By Graham OspreayNews robert marentette
Marentette, who passed away in May, is remembered by his friend and frequent collaborator Graham Ospreay.
When I was informed about the passing of Robert (Bob) Marentette, I was at a true loss for words.
It seems like just yesterday when I was honoured to be asked by Canadian Security to present him with the Lifetime Achievement Award for celebrating his 50th year in professional security. It seems even shorter when I think that he had just retired from his role as the Director of Security and Building Operations at the Art Gallery of Hamilton (AGH).
He was so looking forward to spending more time with all of his family in Windsor, Ont. And my deepest condolences go out to all of them.
Bob was a friend, a colleague and a brother to me. We had spent many years together working with CSIS Inc. (Canadian Society for Industrial Security) as volunteers. Without Bob I would not have survived three terms as its president and in fact the society would have come to an end long before it did if it were not for Mr. Marentette. During our time with the society and in private, he and I broke much bread together. We shared laughter until we were both in tears, as well as anger, joy and success. Bob was a true professional whom I had much admiration and respect for, and always will.
We both shared a great professional love of art and often spoke for hours on end about the cultural property field and the pitfalls of international art crime. We lectured at colleges and universities together and worked with each other on several art theft and fraud cases. I always picked up the phone to consult with him on art forgery cases in my office — his knowledge and insight was always so valuable. We worked as a dynamic duo, Bob the Cultural Property Security Expert and me, the Forgery Analyst. He and his staff at the AGH were always open and generous of their time with me when I needed to compare the works of several international masters.
Bob was a dedicated mentor to many and his strong belief in private security education and guiding students along their chosen career path was his greatest attribute. Many are far better off in their professions because of knowing him and listening to his calm demeanor and security wisdom.
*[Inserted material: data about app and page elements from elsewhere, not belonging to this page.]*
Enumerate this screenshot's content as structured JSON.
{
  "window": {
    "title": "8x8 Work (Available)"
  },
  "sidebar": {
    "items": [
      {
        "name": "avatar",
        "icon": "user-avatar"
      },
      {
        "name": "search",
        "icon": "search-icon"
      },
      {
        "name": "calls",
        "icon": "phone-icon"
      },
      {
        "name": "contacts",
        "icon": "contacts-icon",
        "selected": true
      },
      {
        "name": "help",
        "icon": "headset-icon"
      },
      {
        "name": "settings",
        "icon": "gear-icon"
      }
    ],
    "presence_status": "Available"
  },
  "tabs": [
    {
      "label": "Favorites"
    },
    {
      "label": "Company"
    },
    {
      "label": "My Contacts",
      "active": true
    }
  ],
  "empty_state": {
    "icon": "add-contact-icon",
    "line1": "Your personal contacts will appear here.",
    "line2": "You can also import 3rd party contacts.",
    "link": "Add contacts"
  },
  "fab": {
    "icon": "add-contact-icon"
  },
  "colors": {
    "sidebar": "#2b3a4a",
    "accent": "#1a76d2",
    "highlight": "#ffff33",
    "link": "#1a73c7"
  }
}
I have always held the belief that there are those who simply work in the private security profession and then there are those who work as professionals in the private security industry — Bob was the latter.
My love of fishing in the great outdoors was only matched, and probably even surpassed, by Bob’s. He loved spending time with his two boys (Jeff and Tony) on Manitoulin Island. I think that his fondest memories were those trips away with his sons. He loved his family, his grandchildren, his friends and yes, even his job.
When times were challenging, Bob and I would look at each other and laugh as we repeated the words,”All in all, I would rather be fishing.”
The art world, the private security profession and so many of us have lost a great man.
Print this page